Scottish Nationalist leader Nicola Sturgeon may not have a share of power in a Labour coalition government as she had hoped, but the election was a massive victory for her nonetheless.
Some may argue her promising to support Labour may have driven English voters to the Tories, but in Scotland she reigns supreme.
‘‘I think historic is one of these words that’s often overused, but actually in these circumstances, I’m not sure it even quite covers it. The tectonic plates of Scottish politics shifted yesterday. This is a massive, massive result, we saw some swings that have never been seen before in the history of Westminster politics. Clearly, there is an appetite to change in Scotland and there is a very, very strong desire for Scotland’s voice to be heard more loudly, and that’s the job of these 56 SNP MPs that are heading to the House of Commons,” she said.

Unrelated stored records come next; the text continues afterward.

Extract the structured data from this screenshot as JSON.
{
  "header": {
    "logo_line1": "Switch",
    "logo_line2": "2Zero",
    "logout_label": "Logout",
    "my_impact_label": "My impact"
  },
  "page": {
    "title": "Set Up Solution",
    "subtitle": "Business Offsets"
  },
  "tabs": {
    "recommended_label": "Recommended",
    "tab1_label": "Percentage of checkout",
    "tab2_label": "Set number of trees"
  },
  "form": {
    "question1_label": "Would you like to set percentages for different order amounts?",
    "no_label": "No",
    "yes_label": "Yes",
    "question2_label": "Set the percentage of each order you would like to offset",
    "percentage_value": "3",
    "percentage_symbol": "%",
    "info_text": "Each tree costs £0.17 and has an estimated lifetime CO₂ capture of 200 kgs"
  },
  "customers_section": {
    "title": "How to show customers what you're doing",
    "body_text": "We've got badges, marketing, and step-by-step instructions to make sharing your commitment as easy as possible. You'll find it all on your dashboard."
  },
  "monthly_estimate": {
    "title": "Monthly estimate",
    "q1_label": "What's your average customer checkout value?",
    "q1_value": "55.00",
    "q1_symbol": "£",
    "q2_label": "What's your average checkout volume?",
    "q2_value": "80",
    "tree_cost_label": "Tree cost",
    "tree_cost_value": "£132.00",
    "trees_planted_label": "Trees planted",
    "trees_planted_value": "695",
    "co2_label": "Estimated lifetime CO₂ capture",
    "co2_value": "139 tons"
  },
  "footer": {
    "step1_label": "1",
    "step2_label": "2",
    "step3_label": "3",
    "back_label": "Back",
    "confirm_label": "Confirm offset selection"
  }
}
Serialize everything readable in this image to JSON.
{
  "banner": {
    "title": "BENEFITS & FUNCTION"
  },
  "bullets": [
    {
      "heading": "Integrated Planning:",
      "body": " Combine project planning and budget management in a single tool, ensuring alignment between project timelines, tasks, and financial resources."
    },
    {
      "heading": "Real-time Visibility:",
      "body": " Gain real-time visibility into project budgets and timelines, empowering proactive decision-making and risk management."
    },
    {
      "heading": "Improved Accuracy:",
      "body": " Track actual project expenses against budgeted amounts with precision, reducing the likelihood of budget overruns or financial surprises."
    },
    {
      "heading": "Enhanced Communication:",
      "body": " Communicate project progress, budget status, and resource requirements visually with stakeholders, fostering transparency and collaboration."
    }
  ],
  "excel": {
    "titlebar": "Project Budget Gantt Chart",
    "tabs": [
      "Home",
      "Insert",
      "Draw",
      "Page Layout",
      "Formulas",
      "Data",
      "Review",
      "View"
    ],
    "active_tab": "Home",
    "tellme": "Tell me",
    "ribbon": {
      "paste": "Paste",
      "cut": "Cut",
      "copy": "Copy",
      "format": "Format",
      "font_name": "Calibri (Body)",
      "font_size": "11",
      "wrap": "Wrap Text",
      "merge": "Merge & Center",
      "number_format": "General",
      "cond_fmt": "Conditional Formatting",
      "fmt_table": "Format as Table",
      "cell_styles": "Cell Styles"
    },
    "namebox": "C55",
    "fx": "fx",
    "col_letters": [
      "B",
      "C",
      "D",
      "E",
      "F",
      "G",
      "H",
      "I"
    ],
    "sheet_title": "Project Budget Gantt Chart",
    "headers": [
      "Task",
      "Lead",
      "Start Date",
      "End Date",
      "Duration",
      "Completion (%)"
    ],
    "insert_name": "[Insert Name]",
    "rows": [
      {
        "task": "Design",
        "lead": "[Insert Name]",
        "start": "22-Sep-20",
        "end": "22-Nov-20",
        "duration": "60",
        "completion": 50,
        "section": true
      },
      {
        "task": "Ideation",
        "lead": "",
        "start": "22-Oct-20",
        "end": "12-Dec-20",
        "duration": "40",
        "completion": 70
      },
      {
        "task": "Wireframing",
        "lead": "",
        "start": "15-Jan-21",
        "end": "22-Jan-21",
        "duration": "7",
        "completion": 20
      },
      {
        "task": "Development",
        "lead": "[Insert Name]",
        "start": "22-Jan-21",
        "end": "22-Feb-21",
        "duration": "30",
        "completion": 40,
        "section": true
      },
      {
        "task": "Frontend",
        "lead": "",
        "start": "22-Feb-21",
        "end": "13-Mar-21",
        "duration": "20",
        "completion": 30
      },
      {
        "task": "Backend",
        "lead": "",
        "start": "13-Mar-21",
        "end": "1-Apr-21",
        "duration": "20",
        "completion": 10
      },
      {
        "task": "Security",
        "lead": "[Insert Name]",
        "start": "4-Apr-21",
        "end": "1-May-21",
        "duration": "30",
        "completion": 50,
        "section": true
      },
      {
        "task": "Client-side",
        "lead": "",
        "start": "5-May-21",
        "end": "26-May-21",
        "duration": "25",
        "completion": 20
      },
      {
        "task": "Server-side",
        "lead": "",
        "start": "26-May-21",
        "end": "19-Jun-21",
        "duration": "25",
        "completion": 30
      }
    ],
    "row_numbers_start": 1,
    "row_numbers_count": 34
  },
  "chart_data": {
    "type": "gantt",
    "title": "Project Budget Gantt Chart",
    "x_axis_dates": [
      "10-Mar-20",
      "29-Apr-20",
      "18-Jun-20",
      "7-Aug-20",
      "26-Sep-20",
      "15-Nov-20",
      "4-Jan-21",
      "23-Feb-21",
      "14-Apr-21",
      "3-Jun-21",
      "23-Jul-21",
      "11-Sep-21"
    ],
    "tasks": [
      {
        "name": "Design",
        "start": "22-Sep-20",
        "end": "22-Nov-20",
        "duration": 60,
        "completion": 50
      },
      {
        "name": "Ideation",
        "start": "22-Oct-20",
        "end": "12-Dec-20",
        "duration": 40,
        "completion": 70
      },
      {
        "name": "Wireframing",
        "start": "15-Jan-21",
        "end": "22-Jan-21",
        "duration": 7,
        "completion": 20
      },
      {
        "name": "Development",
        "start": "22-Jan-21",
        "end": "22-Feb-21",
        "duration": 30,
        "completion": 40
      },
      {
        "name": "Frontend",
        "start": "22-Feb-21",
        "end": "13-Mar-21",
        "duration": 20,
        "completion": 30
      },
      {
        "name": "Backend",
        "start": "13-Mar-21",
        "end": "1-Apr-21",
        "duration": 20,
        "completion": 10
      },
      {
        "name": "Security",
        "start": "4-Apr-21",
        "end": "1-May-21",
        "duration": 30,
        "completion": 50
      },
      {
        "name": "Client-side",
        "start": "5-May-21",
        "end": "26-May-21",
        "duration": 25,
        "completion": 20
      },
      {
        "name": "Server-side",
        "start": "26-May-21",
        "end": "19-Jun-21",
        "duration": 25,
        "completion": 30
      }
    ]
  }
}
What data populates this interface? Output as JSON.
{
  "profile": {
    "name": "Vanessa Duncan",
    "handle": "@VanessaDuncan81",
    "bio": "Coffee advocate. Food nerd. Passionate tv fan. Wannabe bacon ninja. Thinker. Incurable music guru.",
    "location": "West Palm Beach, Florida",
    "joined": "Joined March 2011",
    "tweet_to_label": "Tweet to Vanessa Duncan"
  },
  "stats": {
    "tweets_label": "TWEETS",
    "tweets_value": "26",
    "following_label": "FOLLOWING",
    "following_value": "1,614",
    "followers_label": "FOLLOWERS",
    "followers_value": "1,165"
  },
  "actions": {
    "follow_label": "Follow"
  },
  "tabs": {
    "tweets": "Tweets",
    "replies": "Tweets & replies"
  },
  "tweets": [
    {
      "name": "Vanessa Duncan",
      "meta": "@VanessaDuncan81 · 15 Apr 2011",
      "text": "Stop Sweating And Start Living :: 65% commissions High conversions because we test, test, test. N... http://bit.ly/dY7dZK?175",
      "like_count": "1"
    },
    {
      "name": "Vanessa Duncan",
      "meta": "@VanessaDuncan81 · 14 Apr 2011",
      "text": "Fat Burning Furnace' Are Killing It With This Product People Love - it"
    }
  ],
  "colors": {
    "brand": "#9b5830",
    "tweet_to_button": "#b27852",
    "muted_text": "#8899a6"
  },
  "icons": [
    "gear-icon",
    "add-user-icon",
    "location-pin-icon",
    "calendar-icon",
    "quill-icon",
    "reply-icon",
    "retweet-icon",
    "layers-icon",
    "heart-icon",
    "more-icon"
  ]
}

Sturgeon now has a rock-solid mandate in Scotland which, for now, remains in the United Kingdom. But if Britain decides in the EU referendum to quit, it is highly likely Scotland will refuse, and break away.